EXERCISE DESCRIPTION: Repeat every record exactly, but omit the images.

Stored items from a collection:
-.-.-

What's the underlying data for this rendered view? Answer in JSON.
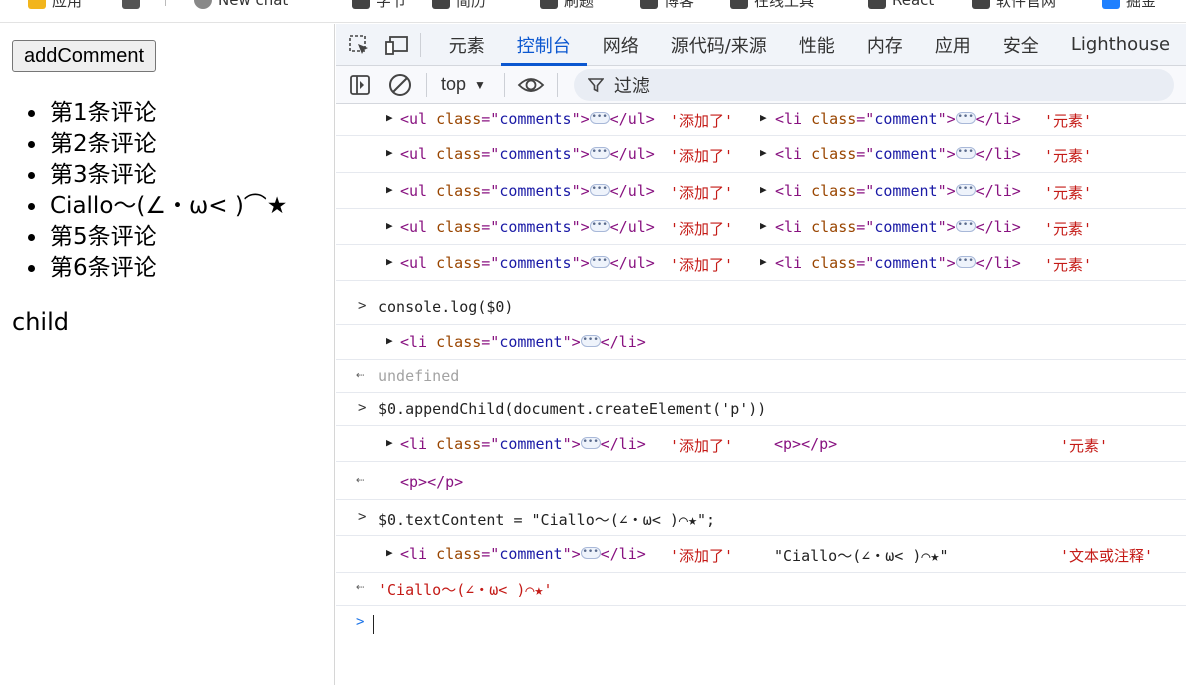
{
  "bookmarks": [
    {
      "label": "应用",
      "color": "#f2b51c"
    },
    {
      "label": "",
      "color": "#555555"
    },
    {
      "label": "New chat",
      "color": "#888888"
    },
    {
      "label": "字节",
      "color": "#444444"
    },
    {
      "label": "简历",
      "color": "#444444"
    },
    {
      "label": "刷题",
      "color": "#444444"
    },
    {
      "label": "博客",
      "color": "#444444"
    },
    {
      "label": "在线工具",
      "color": "#444444"
    },
    {
      "label": "React",
      "color": "#444444"
    },
    {
      "label": "软件官网",
      "color": "#444444"
    },
    {
      "label": "掘金",
      "color": "#1e80ff"
    }
  ],
  "page": {
    "button_label": "addComment",
    "comments": [
      "第1条评论",
      "第2条评论",
      "第3条评论",
      "Ciallo～(∠・ω< )⌒★",
      "第5条评论",
      "第6条评论"
    ],
    "child_text": "child"
  },
  "devtools": {
    "tabs": [
      "元素",
      "控制台",
      "网络",
      "源代码/来源",
      "性能",
      "内存",
      "应用",
      "安全",
      "Lighthouse"
    ],
    "active_tab": "控制台",
    "context": "top",
    "filter_label": "过滤",
    "accent": "#0b57d0",
    "console": {
      "ul_tag_open": "<ul",
      "ul_tag_close": "</ul>",
      "li_tag_open": "<li",
      "li_tag_close": "</li>",
      "class_attr": "class",
      "eq": "=\"",
      "class_comments": "comments",
      "class_comment": "comment",
      "close_quote": "\">",
      "added_str": "'添加了'",
      "element_str": "'元素'",
      "text_or_comment_str": "'文本或注释'",
      "cmd_log": "console.log($0)",
      "undefined": "undefined",
      "cmd_append": "$0.appendChild(document.createElement('p'))",
      "p_el": "<p></p>",
      "cmd_text": "$0.textContent = \"Ciallo～(∠・ω< )⌒★\";",
      "ciallo_dq": "\"Ciallo～(∠・ω< )⌒★\"",
      "ciallo_sq": "'Ciallo～(∠・ω< )⌒★'"
    }
  }
}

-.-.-

TASK OUTPUT:
What's the underlying data for this rendered view? Answer in JSON.
{
  "bookmarks": [
    {
      "label": "应用",
      "color": "#f2b51c"
    },
    {
      "label": "",
      "color": "#555555"
    },
    {
      "label": "New chat",
      "color": "#888888"
    },
    {
      "label": "字节",
      "color": "#444444"
    },
    {
      "label": "简历",
      "color": "#444444"
    },
    {
      "label": "刷题",
      "color": "#444444"
    },
    {
      "label": "博客",
      "color": "#444444"
    },
    {
      "label": "在线工具",
      "color": "#444444"
    },
    {
      "label": "React",
      "color": "#444444"
    },
    {
      "label": "软件官网",
      "color": "#444444"
    },
    {
      "label": "掘金",
      "color": "#1e80ff"
    }
  ],
  "page": {
    "button_label": "addComment",
    "comments": [
      "第1条评论",
      "第2条评论",
      "第3条评论",
      "Ciallo～(∠・ω< )⌒★",
      "第5条评论",
      "第6条评论"
    ],
    "child_text": "child"
  },
  "devtools": {
    "tabs": [
      "元素",
      "控制台",
      "网络",
      "源代码/来源",
      "性能",
      "内存",
      "应用",
      "安全",
      "Lighthouse"
    ],
    "active_tab": "控制台",
    "context": "top",
    "filter_label": "过滤",
    "accent": "#0b57d0",
    "console": {
      "ul_tag_open": "<ul",
      "ul_tag_close": "</ul>",
      "li_tag_open": "<li",
      "li_tag_close": "</li>",
      "class_attr": "class",
      "eq": "=\"",
      "class_comments": "comments",
      "class_comment": "comment",
      "close_quote": "\">",
      "added_str": "'添加了'",
      "element_str": "'元素'",
      "text_or_comment_str": "'文本或注释'",
      "cmd_log": "console.log($0)",
      "undefined": "undefined",
      "cmd_append": "$0.appendChild(document.createElement('p'))",
      "p_el": "<p></p>",
      "cmd_text": "$0.textContent = \"Ciallo～(∠・ω< )⌒★\";",
      "ciallo_dq": "\"Ciallo～(∠・ω< )⌒★\"",
      "ciallo_sq": "'Ciallo～(∠・ω< )⌒★'"
    }
  }
}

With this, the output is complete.